Objective: To examine emergency department (ED) use among a sample of 349 low-income Hispanic and African-American patients with type 2 diabetes. The study used a theoretical model to conceptualize health services utilization as the end product of predisposing, enabling, and need-for-care characteristics.
Design: Cross-sectional sampling of consecutive subjects with diabetes attending 7 inner-city clinics that provide primary medical care to low-income residents in South Central Los Angeles.
Participants: Three hundred and forty-nine patients (Hispanics [67.3%] and African Americans [32.7%]) with type 2 diabetes.

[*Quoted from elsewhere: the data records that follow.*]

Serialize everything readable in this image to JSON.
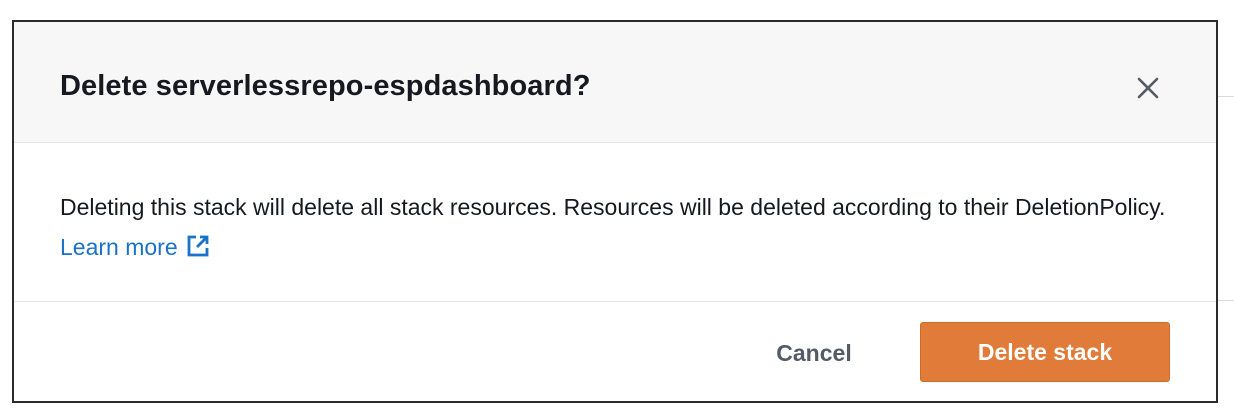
{
  "modal": {
    "title": "Delete serverlessrepo-espdashboard?",
    "close_icon": "close-icon",
    "body_text": "Deleting this stack will delete all stack resources. Resources will be deleted according to their DeletionPolicy.",
    "learn_more_label": "Learn more",
    "learn_more_icon": "external-link-icon",
    "cancel_label": "Cancel",
    "delete_label": "Delete stack"
  },
  "colors": {
    "primary_button": "#e07b39",
    "link": "#1a73c8",
    "title_text": "#16191f",
    "header_background": "#f7f7f7"
  }
}
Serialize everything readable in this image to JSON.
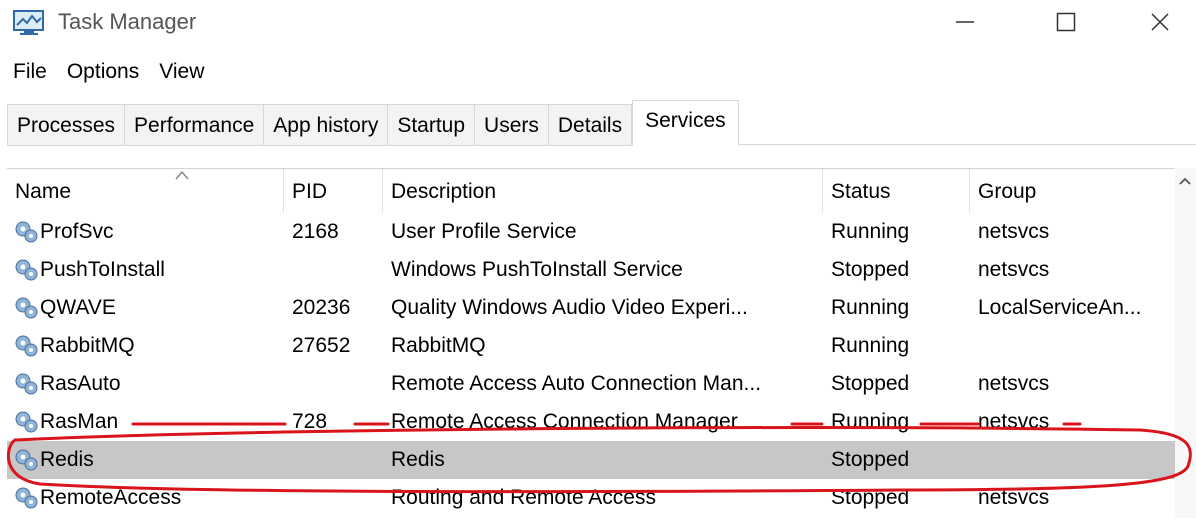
{
  "window": {
    "title": "Task Manager",
    "icon": "task-manager-icon",
    "controls": [
      "minimize-icon",
      "maximize-icon",
      "close-icon"
    ]
  },
  "menu": [
    "File",
    "Options",
    "View"
  ],
  "tabs": [
    "Processes",
    "Performance",
    "App history",
    "Startup",
    "Users",
    "Details",
    "Services"
  ],
  "active_tab": "Services",
  "table": {
    "columns": [
      "Name",
      "PID",
      "Description",
      "Status",
      "Group"
    ],
    "sorted_column": "Name",
    "rows": [
      {
        "name": "ProfSvc",
        "pid": "2168",
        "description": "User Profile Service",
        "status": "Running",
        "group": "netsvcs"
      },
      {
        "name": "PushToInstall",
        "pid": "",
        "description": "Windows PushToInstall Service",
        "status": "Stopped",
        "group": "netsvcs"
      },
      {
        "name": "QWAVE",
        "pid": "20236",
        "description": "Quality Windows Audio Video Experi...",
        "status": "Running",
        "group": "LocalServiceAn..."
      },
      {
        "name": "RabbitMQ",
        "pid": "27652",
        "description": "RabbitMQ",
        "status": "Running",
        "group": ""
      },
      {
        "name": "RasAuto",
        "pid": "",
        "description": "Remote Access Auto Connection Man...",
        "status": "Stopped",
        "group": "netsvcs"
      },
      {
        "name": "RasMan",
        "pid": "728",
        "description": "Remote Access Connection Manager",
        "status": "Running",
        "group": "netsvcs"
      },
      {
        "name": "Redis",
        "pid": "",
        "description": "Redis",
        "status": "Stopped",
        "group": ""
      },
      {
        "name": "RemoteAccess",
        "pid": "",
        "description": "Routing and Remote Access",
        "status": "Stopped",
        "group": "netsvcs"
      }
    ],
    "selected_row": 6
  },
  "annotation": {
    "color": "#d9141b"
  }
}
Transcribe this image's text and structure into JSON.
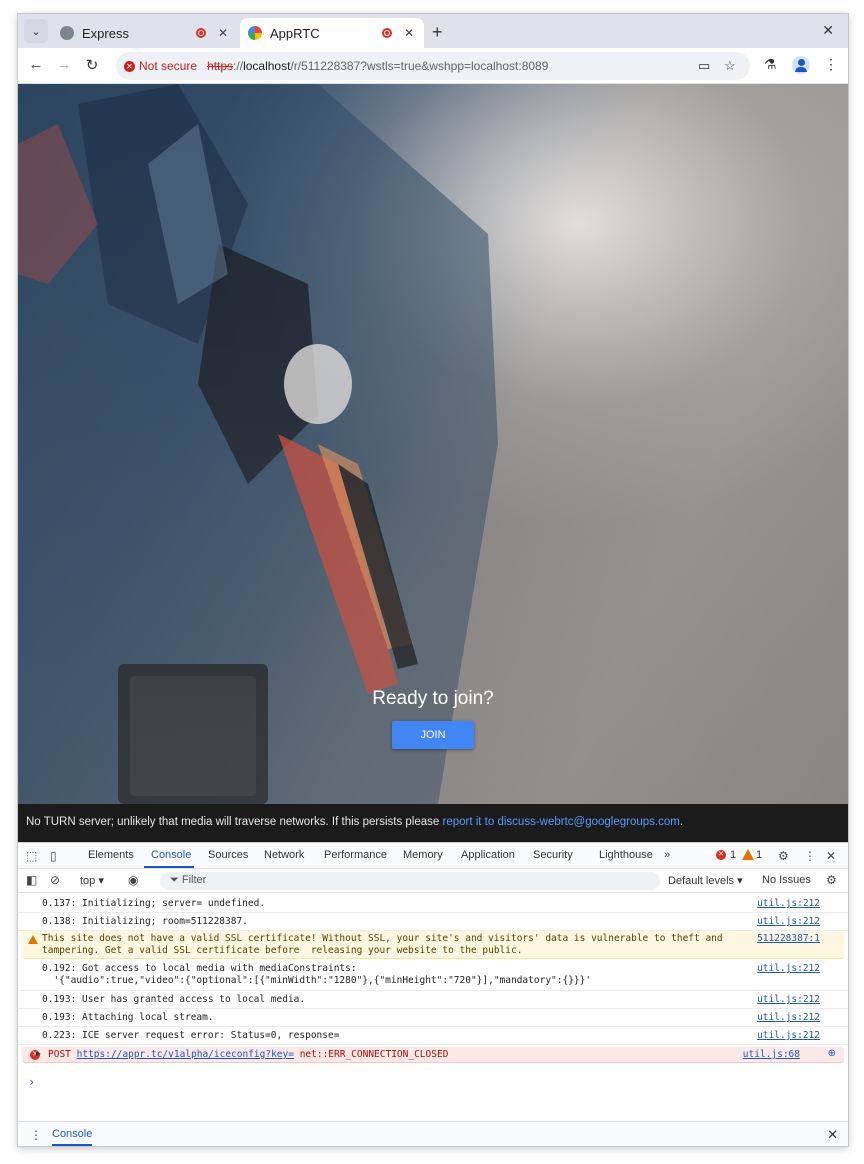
{
  "browser": {
    "tabs": [
      {
        "title": "Express",
        "recording": true
      },
      {
        "title": "AppRTC",
        "recording": true
      }
    ],
    "security_label": "Not secure",
    "url": {
      "scheme": "https",
      "sep": "://",
      "host": "localhost",
      "path": "/r/511228387?wstls=true&wshpp=localhost:8089"
    },
    "icons": {
      "tab_search": "chevron-down-icon",
      "back": "back-arrow-icon",
      "forward": "forward-arrow-icon",
      "reload": "reload-icon",
      "camera": "camera-icon",
      "bookmark": "star-icon",
      "labs": "flask-icon",
      "menu": "kebab-menu-icon"
    }
  },
  "page": {
    "ready_text": "Ready to join?",
    "join_label": "JOIN",
    "notice_text": "No TURN server; unlikely that media will traverse networks. If this persists please ",
    "notice_link": "report it to discuss-webrtc@googlegroups.com",
    "notice_end": "."
  },
  "devtools": {
    "tabs": [
      "Elements",
      "Console",
      "Sources",
      "Network",
      "Performance",
      "Memory",
      "Application",
      "Security",
      "Lighthouse"
    ],
    "active_tab": "Console",
    "error_count": "1",
    "warning_count": "1",
    "context": "top",
    "filter_placeholder": "Filter",
    "levels": "Default levels",
    "issues": "No Issues",
    "logs": [
      {
        "type": "info",
        "text": "0.137: Initializing; server= undefined.",
        "source": "util.js:212"
      },
      {
        "type": "info",
        "text": "0.138: Initializing; room=511228387.",
        "source": "util.js:212"
      },
      {
        "type": "warning",
        "text": "This site does not have a valid SSL certificate! Without SSL, your site's and visitors' data is vulnerable to theft and\ntampering. Get a valid SSL certificate before  releasing your website to the public.",
        "source": "511228387:1"
      },
      {
        "type": "info",
        "text": "0.192: Got access to local media with mediaConstraints:\n  '{\"audio\":true,\"video\":{\"optional\":[{\"minWidth\":\"1280\"},{\"minHeight\":\"720\"}],\"mandatory\":{}}}'",
        "source": "util.js:212"
      },
      {
        "type": "info",
        "text": "0.193: User has granted access to local media.",
        "source": "util.js:212"
      },
      {
        "type": "info",
        "text": "0.193: Attaching local stream.",
        "source": "util.js:212"
      },
      {
        "type": "info",
        "text": "0.223: ICE server request error: Status=0, response=",
        "source": "util.js:212"
      }
    ],
    "error_log": {
      "method": "POST",
      "url": "https://appr.tc/v1alpha/iceconfig?key=",
      "error": "net::ERR_CONNECTION_CLOSED",
      "source": "util.js:68"
    },
    "drawer_title": "Console"
  }
}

Results: Thirty-two percent of this sample reported one or more visits to the ED for medical care within the 12-month period prior to the interviews. Moreover, 11.5% of the patients reported visiting the ED more than once and 4.6% of the patients admitted visiting the ED more than 2 times within the same 12-month period. In a staged path analysis, ED use was significantly predicted by the predisposing variables of younger age, female gender, African-American ethnicity, and less education as well as the enabling variable of ability to pay. In addition, the need variables of insulin injection and number of diabetes-related complications were also significantly related to ED utilization.
Conclusions: Emergency department (ED) utilization is considered to be closely linked to a patient's need-for-care characteristics. However, our study shows that the predisposing characteristics of participants with diabetes explained about the same amount of variance as need-for-care characteristics. The higher-than-anticipated importance of predisposing characteristics suggest that intervention strategies, which specifically target patients with these characteristics, should be a part of any broad approach to reducing ED use among patients with type 2 diabetes.